◆ WORK REQUIRED
Skip the images; return every entry exactly.

(Interface dataset entries)
============================================================

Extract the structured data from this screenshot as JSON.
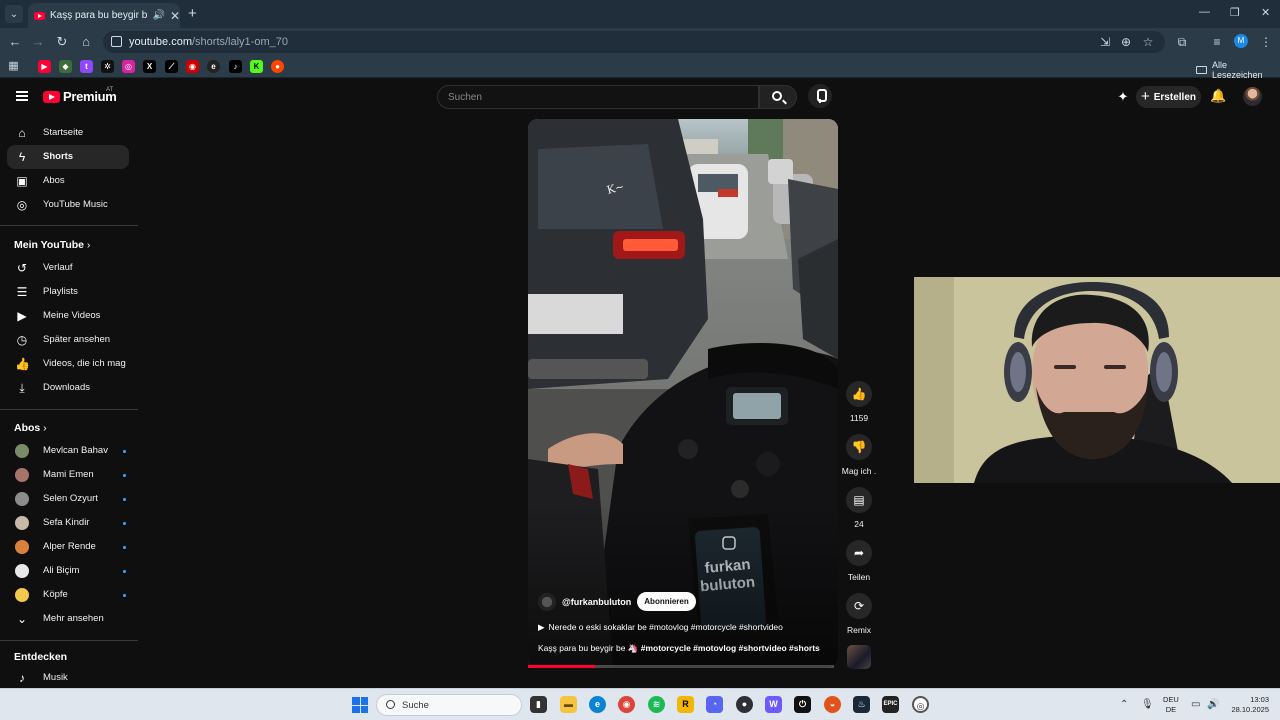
{
  "browser": {
    "tab_title": "Kaşş para bu beygir be 🦄",
    "url_domain": "youtube.com",
    "url_path": "/shorts/laly1-om_70",
    "bookmarks_all_label": "Alle Lesezeichen",
    "profile_initial": "M",
    "accent": "#1f2e3a"
  },
  "masthead": {
    "logo_text": "Premium",
    "country_code": "AT",
    "search_placeholder": "Suchen",
    "create_label": "Erstellen"
  },
  "sidebar": {
    "main": [
      {
        "label": "Startseite",
        "icon": "home-icon"
      },
      {
        "label": "Shorts",
        "icon": "shorts-icon"
      },
      {
        "label": "Abos",
        "icon": "subscriptions-icon"
      },
      {
        "label": "YouTube Music",
        "icon": "music-icon"
      }
    ],
    "you_header": "Mein YouTube",
    "you": [
      {
        "label": "Verlauf",
        "icon": "history-icon"
      },
      {
        "label": "Playlists",
        "icon": "playlists-icon"
      },
      {
        "label": "Meine Videos",
        "icon": "my-videos-icon"
      },
      {
        "label": "Später ansehen",
        "icon": "watch-later-icon"
      },
      {
        "label": "Videos, die ich mag",
        "icon": "liked-icon"
      },
      {
        "label": "Downloads",
        "icon": "download-icon"
      }
    ],
    "subs_header": "Abos",
    "subs": [
      {
        "label": "Mevlcan Bahav"
      },
      {
        "label": "Mami Emen"
      },
      {
        "label": "Selen Ozyurt"
      },
      {
        "label": "Sefa Kindir"
      },
      {
        "label": "Alper Rende"
      },
      {
        "label": "Ali Biçim"
      },
      {
        "label": "Köpfe"
      }
    ],
    "show_more": "Mehr ansehen",
    "explore_header": "Entdecken",
    "explore": [
      {
        "label": "Musik"
      }
    ]
  },
  "short": {
    "channel": "@furkanbuluton",
    "subscribe_label": "Abonnieren",
    "description": "Nerede o eski sokaklar be #motovlog #motorcycle #shortvideo",
    "title_plain": "Kaşş para bu beygir be 🦄 ",
    "title_tags": "#motorcycle #motovlog #shortvideo #shorts",
    "progress": 0.22,
    "overlay_text_1": "furkan",
    "overlay_text_2": "buluton"
  },
  "actions": {
    "like_count": "1159",
    "dislike_label": "Mag ich .",
    "comment_count": "24",
    "share_label": "Teilen",
    "remix_label": "Remix"
  },
  "taskbar": {
    "search_label": "Suche",
    "lang_1": "DEU",
    "lang_2": "DE",
    "time": "13:03",
    "date": "28.10.2025"
  }
}
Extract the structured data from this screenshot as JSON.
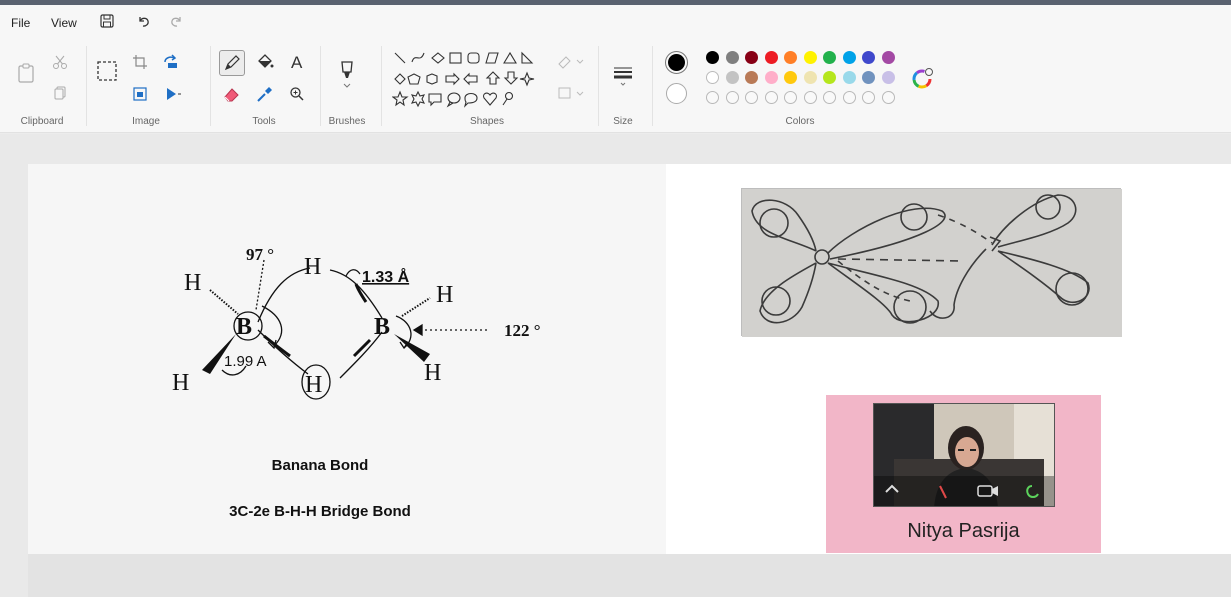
{
  "menu": {
    "file": "File",
    "view": "View"
  },
  "quick_access": [
    "save-icon",
    "undo-icon",
    "redo-icon"
  ],
  "ribbon": {
    "groups": {
      "clipboard": "Clipboard",
      "image": "Image",
      "tools": "Tools",
      "brushes": "Brushes",
      "shapes": "Shapes",
      "size": "Size",
      "colors": "Colors"
    },
    "colors": {
      "primary": "#000000",
      "secondary": "#ffffff",
      "row1": [
        "#000000",
        "#7f7f7f",
        "#880015",
        "#ed1c24",
        "#ff7f27",
        "#fff200",
        "#22b14c",
        "#00a2e8",
        "#3f48cc",
        "#a349a4"
      ],
      "row2": [
        "#ffffff",
        "#c3c3c3",
        "#b97a57",
        "#ffaec9",
        "#ffc90e",
        "#efe4b0",
        "#b5e61d",
        "#99d9ea",
        "#7092be",
        "#c8bfe7"
      ],
      "row3_empty": 10
    }
  },
  "diagram": {
    "labels": {
      "h_top_left": "H",
      "h_bottom_left": "H",
      "h_bridge_top": "H",
      "h_bridge_bottom": "H",
      "h_top_right": "H",
      "h_bottom_right": "H",
      "b_left": "B",
      "b_right": "B",
      "angle_97": "97 °",
      "bond_133": "1.33 Å",
      "bond_199": "1.99 A",
      "angle_122": "122 °"
    }
  },
  "captions": {
    "line1": "Banana Bond",
    "line2": "3C-2e B-H-H Bridge Bond"
  },
  "video": {
    "participant_name": "Nitya Pasrija"
  }
}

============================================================

◆ RESULT BELOW
Extract the structured data from this screenshot as JSON.
{
  "browser": {
    "tab_title": "Kaşş para bu beygir be 🦄",
    "url_domain": "youtube.com",
    "url_path": "/shorts/laly1-om_70",
    "bookmarks_all_label": "Alle Lesezeichen",
    "profile_initial": "M",
    "accent": "#1f2e3a"
  },
  "masthead": {
    "logo_text": "Premium",
    "country_code": "AT",
    "search_placeholder": "Suchen",
    "create_label": "Erstellen"
  },
  "sidebar": {
    "main": [
      {
        "label": "Startseite",
        "icon": "home-icon"
      },
      {
        "label": "Shorts",
        "icon": "shorts-icon"
      },
      {
        "label": "Abos",
        "icon": "subscriptions-icon"
      },
      {
        "label": "YouTube Music",
        "icon": "music-icon"
      }
    ],
    "you_header": "Mein YouTube",
    "you": [
      {
        "label": "Verlauf",
        "icon": "history-icon"
      },
      {
        "label": "Playlists",
        "icon": "playlists-icon"
      },
      {
        "label": "Meine Videos",
        "icon": "my-videos-icon"
      },
      {
        "label": "Später ansehen",
        "icon": "watch-later-icon"
      },
      {
        "label": "Videos, die ich mag",
        "icon": "liked-icon"
      },
      {
        "label": "Downloads",
        "icon": "download-icon"
      }
    ],
    "subs_header": "Abos",
    "subs": [
      {
        "label": "Mevlcan Bahav"
      },
      {
        "label": "Mami Emen"
      },
      {
        "label": "Selen Ozyurt"
      },
      {
        "label": "Sefa Kindir"
      },
      {
        "label": "Alper Rende"
      },
      {
        "label": "Ali Biçim"
      },
      {
        "label": "Köpfe"
      }
    ],
    "show_more": "Mehr ansehen",
    "explore_header": "Entdecken",
    "explore": [
      {
        "label": "Musik"
      }
    ]
  },
  "short": {
    "channel": "@furkanbuluton",
    "subscribe_label": "Abonnieren",
    "description": "Nerede o eski sokaklar be #motovlog #motorcycle #shortvideo",
    "title_plain": "Kaşş para bu beygir be 🦄 ",
    "title_tags": "#motorcycle #motovlog #shortvideo #shorts",
    "progress": 0.22,
    "overlay_text_1": "furkan",
    "overlay_text_2": "buluton"
  },
  "actions": {
    "like_count": "1159",
    "dislike_label": "Mag ich .",
    "comment_count": "24",
    "share_label": "Teilen",
    "remix_label": "Remix"
  },
  "taskbar": {
    "search_label": "Suche",
    "lang_1": "DEU",
    "lang_2": "DE",
    "time": "13:03",
    "date": "28.10.2025"
  }
}
Extract the structured data from this screenshot as JSON.
{
  "menu": {
    "file": "File",
    "view": "View"
  },
  "quick_access": [
    "save-icon",
    "undo-icon",
    "redo-icon"
  ],
  "ribbon": {
    "groups": {
      "clipboard": "Clipboard",
      "image": "Image",
      "tools": "Tools",
      "brushes": "Brushes",
      "shapes": "Shapes",
      "size": "Size",
      "colors": "Colors"
    },
    "colors": {
      "primary": "#000000",
      "secondary": "#ffffff",
      "row1": [
        "#000000",
        "#7f7f7f",
        "#880015",
        "#ed1c24",
        "#ff7f27",
        "#fff200",
        "#22b14c",
        "#00a2e8",
        "#3f48cc",
        "#a349a4"
      ],
      "row2": [
        "#ffffff",
        "#c3c3c3",
        "#b97a57",
        "#ffaec9",
        "#ffc90e",
        "#efe4b0",
        "#b5e61d",
        "#99d9ea",
        "#7092be",
        "#c8bfe7"
      ],
      "row3_empty": 10
    }
  },
  "diagram": {
    "labels": {
      "h_top_left": "H",
      "h_bottom_left": "H",
      "h_bridge_top": "H",
      "h_bridge_bottom": "H",
      "h_top_right": "H",
      "h_bottom_right": "H",
      "b_left": "B",
      "b_right": "B",
      "angle_97": "97 °",
      "bond_133": "1.33 Å",
      "bond_199": "1.99 A",
      "angle_122": "122 °"
    }
  },
  "captions": {
    "line1": "Banana Bond",
    "line2": "3C-2e B-H-H Bridge Bond"
  },
  "video": {
    "participant_name": "Nitya Pasrija"
  }
}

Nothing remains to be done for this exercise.